Work instruction:
Leave the images out, and copy each of the records below exactly.
[Opening Exercise input section]
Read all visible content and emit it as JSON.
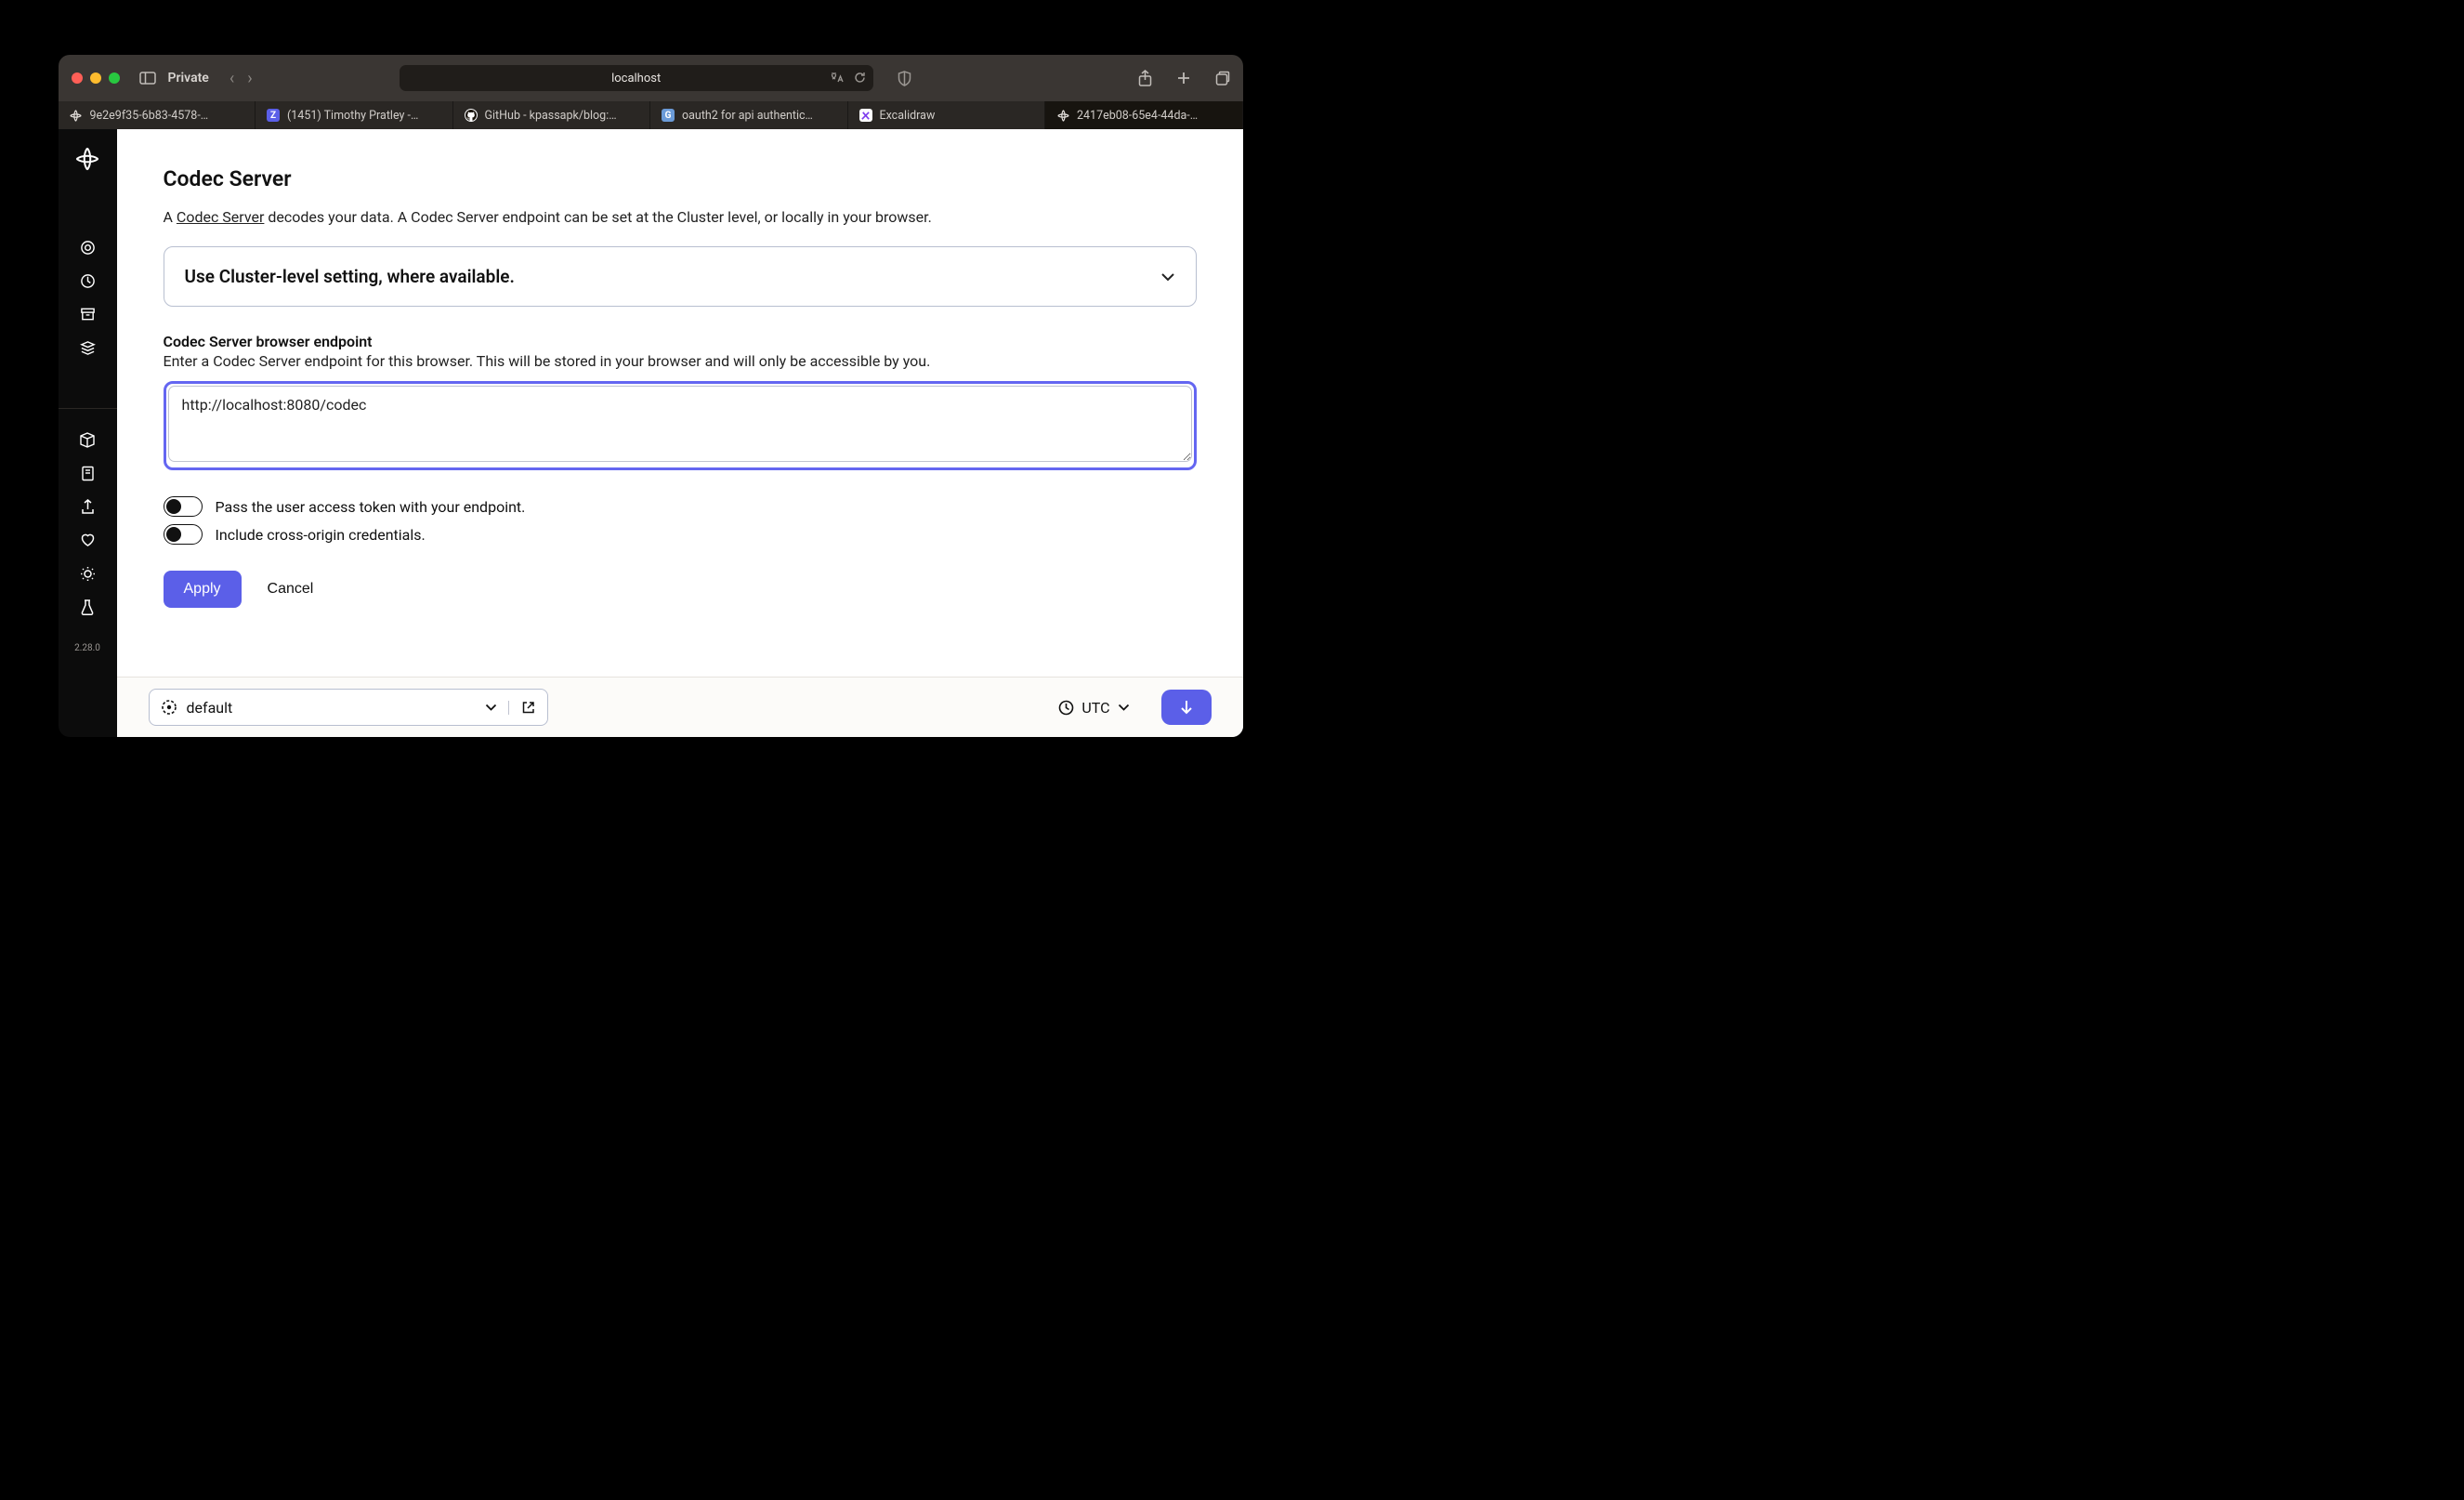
{
  "toolbar": {
    "private_label": "Private",
    "address": "localhost"
  },
  "tabs": [
    {
      "label": "9e2e9f35-6b83-4578-…"
    },
    {
      "label": "(1451) Timothy Pratley -…"
    },
    {
      "label": "GitHub - kpassapk/blog:…"
    },
    {
      "label": "oauth2 for api authentic…"
    },
    {
      "label": "Excalidraw"
    },
    {
      "label": "2417eb08-65e4-44da-…"
    }
  ],
  "sidebar": {
    "version": "2.28.0"
  },
  "page": {
    "title": "Codec Server",
    "intro_prefix": "A ",
    "intro_link": "Codec Server",
    "intro_suffix": " decodes your data. A Codec Server endpoint can be set at the Cluster level, or locally in your browser.",
    "dropdown_label": "Use Cluster-level setting, where available.",
    "endpoint_label": "Codec Server browser endpoint",
    "endpoint_help": "Enter a Codec Server endpoint for this browser. This will be stored in your browser and will only be accessible by you.",
    "endpoint_value": "http://localhost:8080/codec",
    "toggle_token_label": "Pass the user access token with your endpoint.",
    "toggle_cors_label": "Include cross-origin credentials.",
    "apply_label": "Apply",
    "cancel_label": "Cancel"
  },
  "footer": {
    "namespace": "default",
    "timezone": "UTC"
  }
}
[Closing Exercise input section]
Answer below:
Read all visible content and emit it as JSON.
{
  "toolbar": {
    "private_label": "Private",
    "address": "localhost"
  },
  "tabs": [
    {
      "label": "9e2e9f35-6b83-4578-…"
    },
    {
      "label": "(1451) Timothy Pratley -…"
    },
    {
      "label": "GitHub - kpassapk/blog:…"
    },
    {
      "label": "oauth2 for api authentic…"
    },
    {
      "label": "Excalidraw"
    },
    {
      "label": "2417eb08-65e4-44da-…"
    }
  ],
  "sidebar": {
    "version": "2.28.0"
  },
  "page": {
    "title": "Codec Server",
    "intro_prefix": "A ",
    "intro_link": "Codec Server",
    "intro_suffix": " decodes your data. A Codec Server endpoint can be set at the Cluster level, or locally in your browser.",
    "dropdown_label": "Use Cluster-level setting, where available.",
    "endpoint_label": "Codec Server browser endpoint",
    "endpoint_help": "Enter a Codec Server endpoint for this browser. This will be stored in your browser and will only be accessible by you.",
    "endpoint_value": "http://localhost:8080/codec",
    "toggle_token_label": "Pass the user access token with your endpoint.",
    "toggle_cors_label": "Include cross-origin credentials.",
    "apply_label": "Apply",
    "cancel_label": "Cancel"
  },
  "footer": {
    "namespace": "default",
    "timezone": "UTC"
  }
}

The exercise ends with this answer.